Data records for software interfaces:
^^^^^^^^^^^^^^^^
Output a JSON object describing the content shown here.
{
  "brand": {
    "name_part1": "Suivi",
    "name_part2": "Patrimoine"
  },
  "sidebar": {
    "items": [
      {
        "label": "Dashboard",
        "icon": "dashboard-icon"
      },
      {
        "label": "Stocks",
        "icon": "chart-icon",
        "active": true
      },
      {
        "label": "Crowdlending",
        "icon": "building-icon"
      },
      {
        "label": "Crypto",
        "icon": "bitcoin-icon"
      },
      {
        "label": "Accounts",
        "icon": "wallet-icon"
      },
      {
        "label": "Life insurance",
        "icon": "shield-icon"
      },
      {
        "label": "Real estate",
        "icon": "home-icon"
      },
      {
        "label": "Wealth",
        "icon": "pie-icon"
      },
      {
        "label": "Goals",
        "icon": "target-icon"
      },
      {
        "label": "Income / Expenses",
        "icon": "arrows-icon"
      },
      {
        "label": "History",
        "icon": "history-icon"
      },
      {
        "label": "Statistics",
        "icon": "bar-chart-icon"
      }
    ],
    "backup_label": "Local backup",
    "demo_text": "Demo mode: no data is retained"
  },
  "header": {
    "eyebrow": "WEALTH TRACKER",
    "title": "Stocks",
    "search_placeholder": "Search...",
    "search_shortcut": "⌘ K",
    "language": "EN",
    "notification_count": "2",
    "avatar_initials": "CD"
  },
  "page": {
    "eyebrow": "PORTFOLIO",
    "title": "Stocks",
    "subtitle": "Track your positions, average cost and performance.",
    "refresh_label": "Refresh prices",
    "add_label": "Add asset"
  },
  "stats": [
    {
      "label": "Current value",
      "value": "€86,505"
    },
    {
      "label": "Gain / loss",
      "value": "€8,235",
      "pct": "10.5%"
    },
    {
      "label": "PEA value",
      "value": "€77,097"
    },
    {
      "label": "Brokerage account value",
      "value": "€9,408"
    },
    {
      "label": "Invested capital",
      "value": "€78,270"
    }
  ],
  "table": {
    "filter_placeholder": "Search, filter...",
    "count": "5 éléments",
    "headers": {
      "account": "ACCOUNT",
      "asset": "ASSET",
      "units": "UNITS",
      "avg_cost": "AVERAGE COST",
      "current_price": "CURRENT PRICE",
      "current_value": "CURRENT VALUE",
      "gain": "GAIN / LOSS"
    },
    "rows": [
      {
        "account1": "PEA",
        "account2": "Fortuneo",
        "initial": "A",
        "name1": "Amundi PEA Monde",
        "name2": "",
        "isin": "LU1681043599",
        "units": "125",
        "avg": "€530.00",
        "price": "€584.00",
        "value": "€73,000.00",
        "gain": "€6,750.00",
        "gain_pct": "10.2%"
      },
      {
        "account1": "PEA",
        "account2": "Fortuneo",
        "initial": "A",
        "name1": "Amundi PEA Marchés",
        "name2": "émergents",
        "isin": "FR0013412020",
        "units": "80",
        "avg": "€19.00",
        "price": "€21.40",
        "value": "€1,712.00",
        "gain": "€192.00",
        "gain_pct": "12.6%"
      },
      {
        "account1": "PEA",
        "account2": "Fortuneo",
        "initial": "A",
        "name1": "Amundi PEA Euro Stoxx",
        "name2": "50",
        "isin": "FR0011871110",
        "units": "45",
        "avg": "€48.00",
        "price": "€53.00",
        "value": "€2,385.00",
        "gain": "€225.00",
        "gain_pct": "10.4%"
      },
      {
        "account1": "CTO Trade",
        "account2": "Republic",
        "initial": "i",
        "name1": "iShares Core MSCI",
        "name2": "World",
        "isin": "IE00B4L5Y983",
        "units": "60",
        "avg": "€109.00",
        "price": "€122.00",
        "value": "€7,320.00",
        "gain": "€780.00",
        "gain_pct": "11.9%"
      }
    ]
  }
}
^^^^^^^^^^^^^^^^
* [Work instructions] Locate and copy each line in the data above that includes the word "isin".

* [Exercise answer]
        "isin": "LU1681043599",
        "isin": "FR0013412020",
        "isin": "FR0011871110",
        "isin": "IE00B4L5Y983",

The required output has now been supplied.